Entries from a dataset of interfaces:
○ ○ ○ ○

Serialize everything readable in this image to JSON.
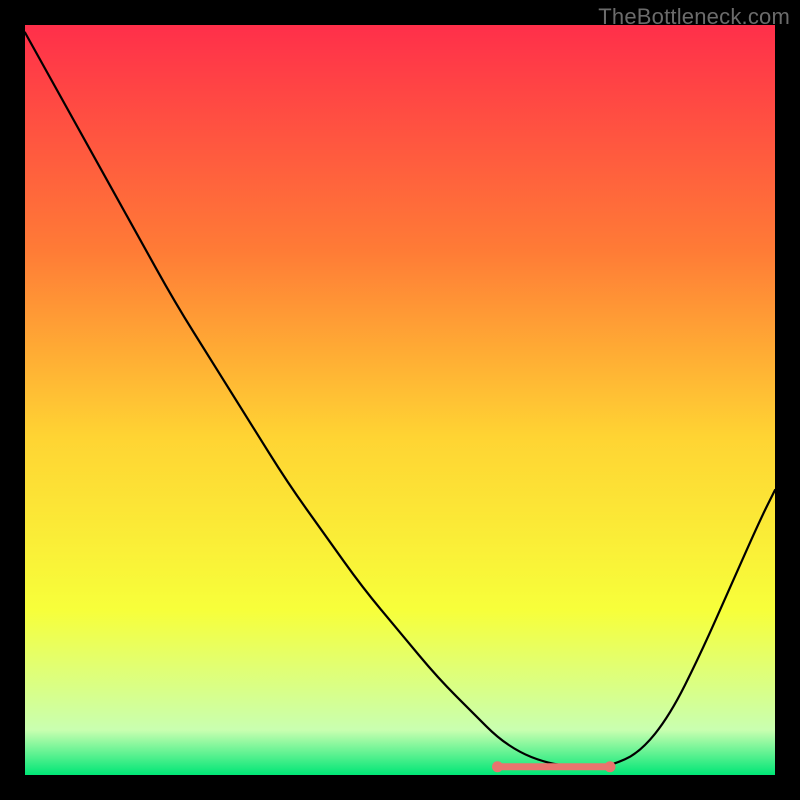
{
  "watermark": "TheBottleneck.com",
  "colors": {
    "frame_background": "#000000",
    "gradient_top": "#ff2f4a",
    "gradient_mid1": "#ff7b36",
    "gradient_mid2": "#ffd433",
    "gradient_mid3": "#f7ff3a",
    "gradient_low": "#c9ffb0",
    "gradient_bottom": "#00e676",
    "curve": "#000000",
    "highlight_stroke": "#e9746e",
    "highlight_dot": "#e9746e"
  },
  "chart_data": {
    "type": "line",
    "title": "",
    "xlabel": "",
    "ylabel": "",
    "xlim": [
      0,
      100
    ],
    "ylim": [
      0,
      100
    ],
    "x": [
      0,
      5,
      10,
      15,
      20,
      25,
      30,
      35,
      40,
      45,
      50,
      55,
      60,
      63,
      66,
      69,
      72,
      75,
      78,
      82,
      86,
      90,
      94,
      98,
      100
    ],
    "y": [
      99,
      90,
      81,
      72,
      63,
      55,
      47,
      39,
      32,
      25,
      19,
      13,
      8,
      5,
      3,
      1.8,
      1.2,
      1.0,
      1.2,
      3,
      8,
      16,
      25,
      34,
      38
    ],
    "highlight_segment": {
      "x_start": 63,
      "x_end": 78,
      "y": 1.1
    }
  }
}
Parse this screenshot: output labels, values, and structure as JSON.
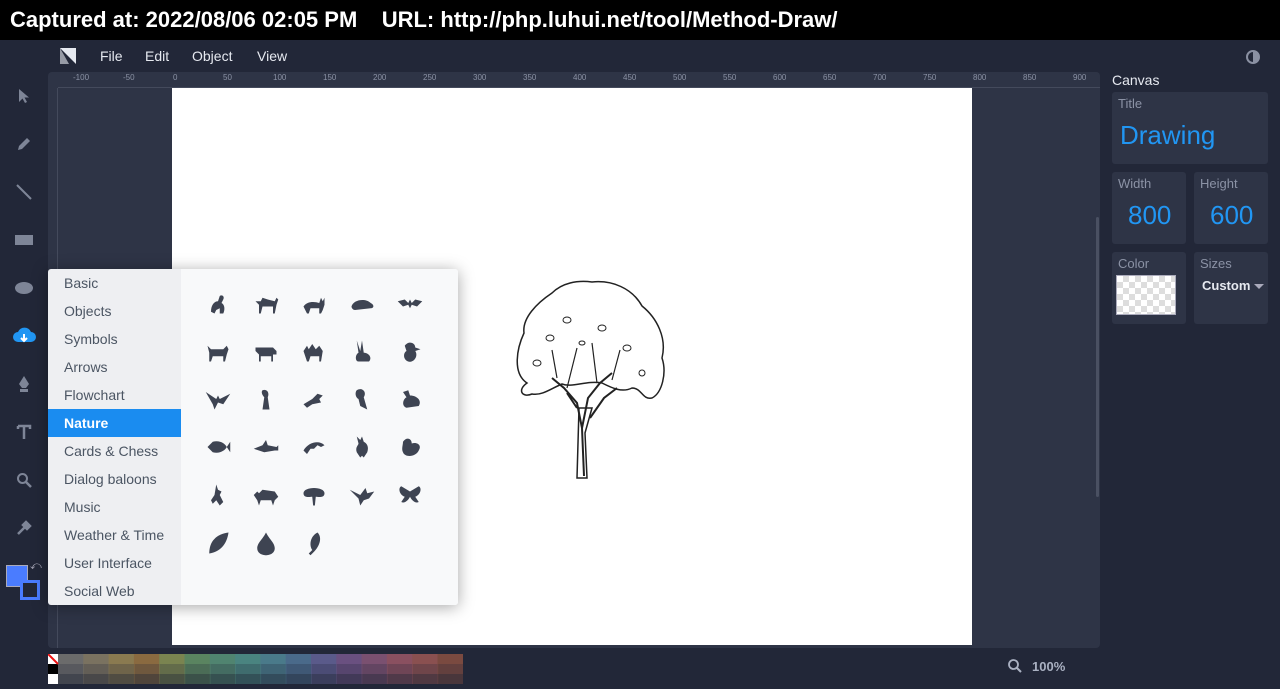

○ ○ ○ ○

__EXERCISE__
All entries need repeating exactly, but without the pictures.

__PROBLEM SOLUTION__
Serialize everything readable in this image to JSON.
{
  "watermark": "TheBottleneck.com",
  "colors": {
    "frame_background": "#000000",
    "gradient_top": "#ff2f4a",
    "gradient_mid1": "#ff7b36",
    "gradient_mid2": "#ffd433",
    "gradient_mid3": "#f7ff3a",
    "gradient_low": "#c9ffb0",
    "gradient_bottom": "#00e676",
    "curve": "#000000",
    "highlight_stroke": "#e9746e",
    "highlight_dot": "#e9746e"
  },
  "chart_data": {
    "type": "line",
    "title": "",
    "xlabel": "",
    "ylabel": "",
    "xlim": [
      0,
      100
    ],
    "ylim": [
      0,
      100
    ],
    "x": [
      0,
      5,
      10,
      15,
      20,
      25,
      30,
      35,
      40,
      45,
      50,
      55,
      60,
      63,
      66,
      69,
      72,
      75,
      78,
      82,
      86,
      90,
      94,
      98,
      100
    ],
    "y": [
      99,
      90,
      81,
      72,
      63,
      55,
      47,
      39,
      32,
      25,
      19,
      13,
      8,
      5,
      3,
      1.8,
      1.2,
      1.0,
      1.2,
      3,
      8,
      16,
      25,
      34,
      38
    ],
    "highlight_segment": {
      "x_start": 63,
      "x_end": 78,
      "y": 1.1
    }
  }
}
Parse this screenshot: output labels, values, and structure as JSON.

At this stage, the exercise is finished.